If you could write to Dear Sugar at the age of 28, what would you ask?

I thought I'd ask a question that I'm still asking, about how do we, women and girls and female-identifying people, feel good about our bodies in a culture that absolutely hates women and hates women's bodies, and allows us to accept that Impossible, narrow, strict standards of beauty and attractiveness. [How do you] learn to truly love yourself, respect your body, and inhabit it with a sense of ease, joy, and confidence?

Sadly, it’s been a lifelong journey – not just for me, but for many. I'll ask Sugar to help me figure this out.

What advice do you have for not letting the past resurface and overwhelm you?

Again, I am a firm believer in acceptance. The past is not what we leave behind, it is what we leave behind. This is something we carry with us. This does not mean that we are constantly held back, haunted, or burdened by our old stories. But you say, "Okay, I'm going to look at my past experience, revise it, and put it into my story."

There is a column in Tiny Beauty called "A Little Sully in Sweetness" in which I write about how I learned that my husband had been unfaithful to me before we were married. At the time, I was like, "I want to leave this in the past." However, what we did was say, "Okay, wait a minute. It's not going to be like, 'You suck, you need to make amends,' And then we can move on. 'Rather, 'Why don't we use this as an opportunity to have a conversation about monogamy, honesty, sex, desire, if we make it part of our story?' Become stronger?"

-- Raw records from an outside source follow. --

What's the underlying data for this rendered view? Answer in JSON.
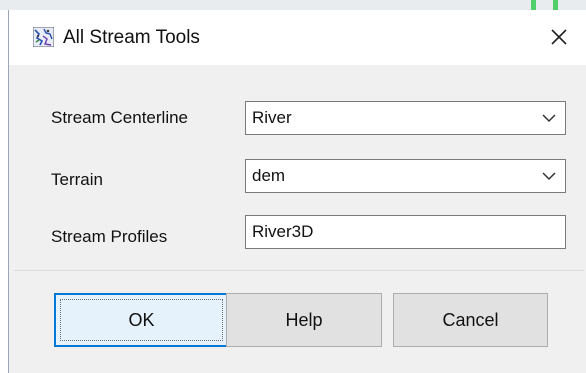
{
  "window": {
    "title": "All Stream Tools",
    "icon": "all-stream-tools-app-icon",
    "close_icon": "close-icon"
  },
  "form": {
    "rows": [
      {
        "label": "Stream Centerline",
        "value": "River",
        "type": "dropdown"
      },
      {
        "label": "Terrain",
        "value": "dem",
        "type": "dropdown"
      },
      {
        "label": "Stream Profiles",
        "value": "River3D",
        "type": "text"
      }
    ]
  },
  "buttons": {
    "ok": "OK",
    "help": "Help",
    "cancel": "Cancel"
  },
  "colors": {
    "client_background": "#f0f0f0",
    "default_button_border": "#0078d7",
    "button_face": "#e1e1e1"
  }
}
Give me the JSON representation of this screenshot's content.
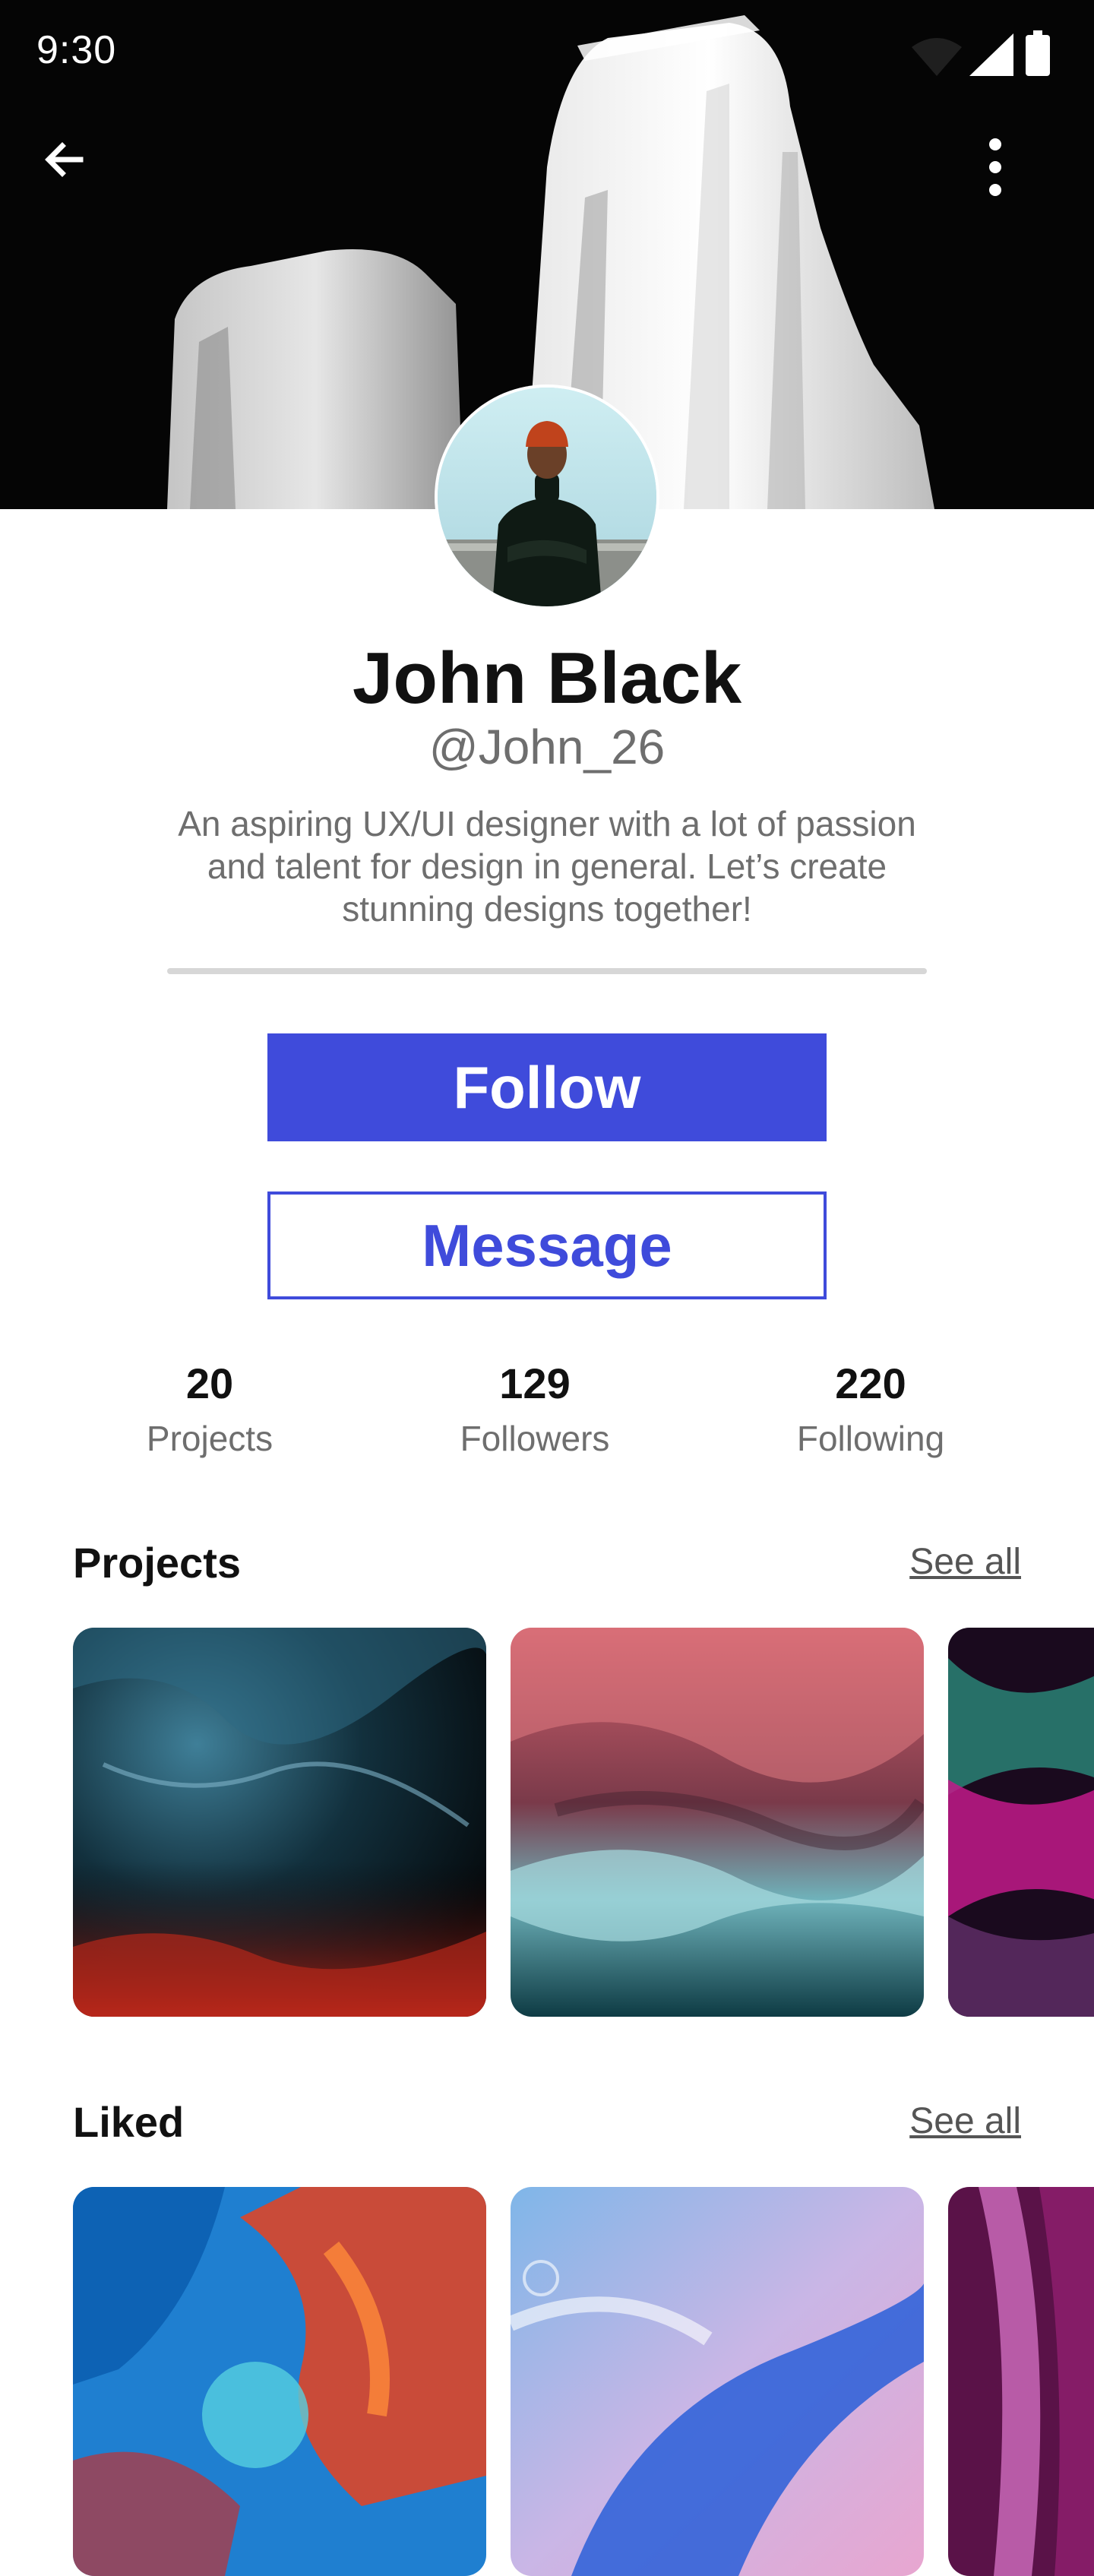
{
  "status_bar": {
    "time": "9:30"
  },
  "toolbar": {
    "back_icon": "arrow-left-icon",
    "more_icon": "more-vertical-icon"
  },
  "profile": {
    "name": "John Black",
    "handle": "@John_26",
    "bio": "An aspiring UX/UI designer with a lot of passion and talent for design in general. Let’s create stunning designs together!"
  },
  "actions": {
    "follow_label": "Follow",
    "message_label": "Message"
  },
  "stats": [
    {
      "value": "20",
      "label": "Projects"
    },
    {
      "value": "129",
      "label": "Followers"
    },
    {
      "value": "220",
      "label": "Following"
    }
  ],
  "sections": {
    "projects": {
      "title": "Projects",
      "see_all": "See all"
    },
    "liked": {
      "title": "Liked",
      "see_all": "See all"
    }
  },
  "colors": {
    "accent": "#3f4bdb",
    "muted_text": "#6e6e6e",
    "divider": "#d7d7d7"
  }
}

Moving forward is about taking control of the stories handed to you and revising them so that they speak more deeply about who you are and who you want to be.

This interview has been edited and condensed for clarity.